|The author evolving with fellow historians.|
Note the labeled goods.
Marshall Gold Discovery State Historic Park
Photo Ed Sims
From the begining I wanted to contribute something postive towards the improvement of our Living History program at Columbia State Historic Park. I found an allly in fellow docent David Peebles, as we both saw the need for more credibility in how we represented Gold Rush merchants and their goods. David and I made that noble effort to break free of the silly romantic hooey that fueled the previous attempts by introducing the O. P. Davis Store at Columbia's Tent Town event in June of 1994. Our resources were scant and our knowledge was minimal but we had labeled goods and stenciled crates that at least evoked some "feeling" from the past. Granted, we were a little more creative in our re-creations than we should have been but everyone has to start somewhere, right?

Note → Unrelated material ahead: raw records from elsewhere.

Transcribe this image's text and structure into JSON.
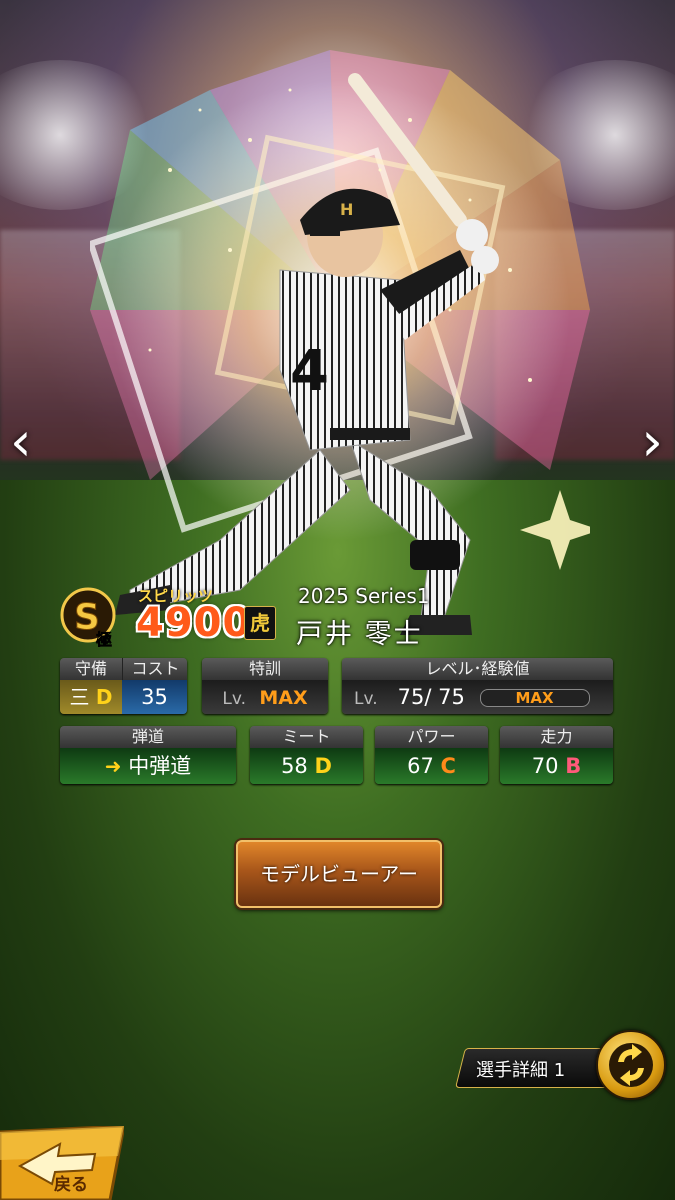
{
  "card": {
    "rank": "極",
    "spirits_label": "スピリッツ",
    "spirits_value": "4900",
    "series": "2025 Series1",
    "player_name": "戸井 零士"
  },
  "stats": {
    "defense": {
      "label": "守備",
      "position": "三",
      "grade": "D"
    },
    "cost": {
      "label": "コスト",
      "value": "35"
    },
    "special_training": {
      "label": "特訓",
      "lv": "Lv.",
      "value": "MAX"
    },
    "level_exp": {
      "label": "レベル･経験値",
      "lv": "Lv.",
      "current": "75/",
      "max_level": "75",
      "exp": "MAX"
    },
    "trajectory": {
      "label": "弾道",
      "value": "中弾道"
    },
    "meet": {
      "label": "ミート",
      "value": "58",
      "grade": "D"
    },
    "power": {
      "label": "パワー",
      "value": "67",
      "grade": "C"
    },
    "speed": {
      "label": "走力",
      "value": "70",
      "grade": "B"
    }
  },
  "buttons": {
    "model_viewer": "モデルビューアー",
    "player_detail": "選手詳細 1",
    "back": "戻る"
  },
  "nav": {
    "prev": "‹",
    "next": "›"
  },
  "icons": {
    "rank_badge": "s-rank-badge-icon",
    "team": "tigers-logo-icon",
    "swap": "swap-arrows-icon",
    "back": "back-arrow-icon",
    "trajectory": "arrow-icon"
  },
  "colors": {
    "spirits": "#ff5a1a",
    "max": "#ff9d1a",
    "grade_d": "#ffd21a",
    "grade_c": "#ff8a1a",
    "grade_b": "#ff5a7a"
  }
}
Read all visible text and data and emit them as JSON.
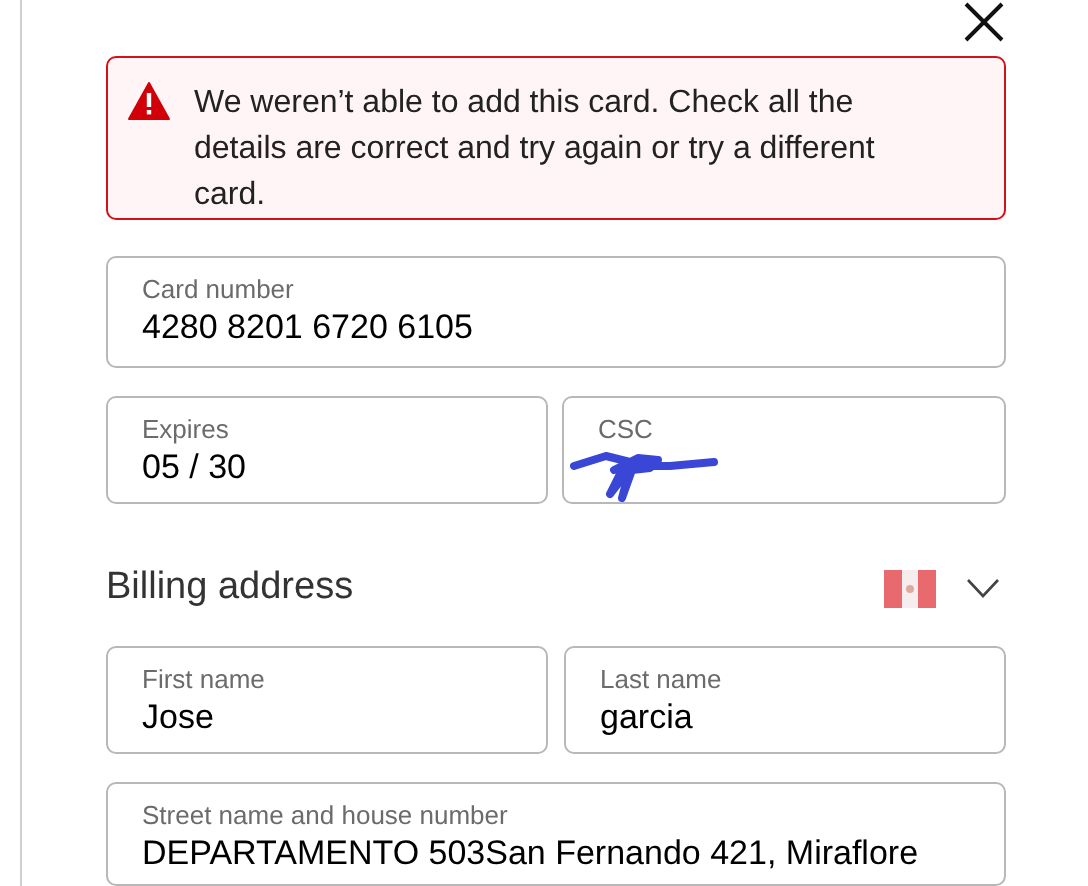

|A few of my labels over the years|
some better than others
Photo Lindy Miller 2005
|Original bottles with contents|
note the foil labels
Courtesy Steamboat Arabia Museum
This post is about creating facsimile labels, so I'm not going to discuss period printing or what is the "correct" paper. I'll leave that to people that want to take this to the next level. So how exactly do I recreate the look of a period label ? First, it starts with what you are working from. If the label is intact and flat, a simple photocopy might suffice but if you have to recreate what's missing, I've found it's best to start with an enlarged version that you can scale down later. I find that cut-and-paste works for me, but Photoshop is probably a better choice for the computer-savvy. On occasion, I hit-up people like my friends Derek or Floyd to clean-up a graphic or rearrange some lettering for me. For artwork, I use Micron pens from Pigma for detail work and Prismacolor pencils when color is needed. Sometimes a plain ole Sharpie is just the ticket. A word of advice is to keep your creativity in check when restoring a label. Try to be faithful to the original design as much as possible while working to restore what's missing. Sometimes merely flipping the remaining design can do the trick or you might refer to other labels to guide your choices.
|Labels and their artwork reading clockwise|
Yeast Powder from the Bertrand
Pepper Sauce from author's collection
Byass Porter from online auction
Photos Lindy Miller 2011
|Wells, Miller and Provost Label embossing steps|
left to right
final embossing plates, rubber stamps, latex mould
|My replica foil labels|
Pickles and Brandied Peaches Yum!
Bottles by Dog River Glassworks
For those that are curious, I no longer sell my labels but rather encourage others to make their own. In that regard, I hope this post has been at least a little helpful and maybe even evolutionary.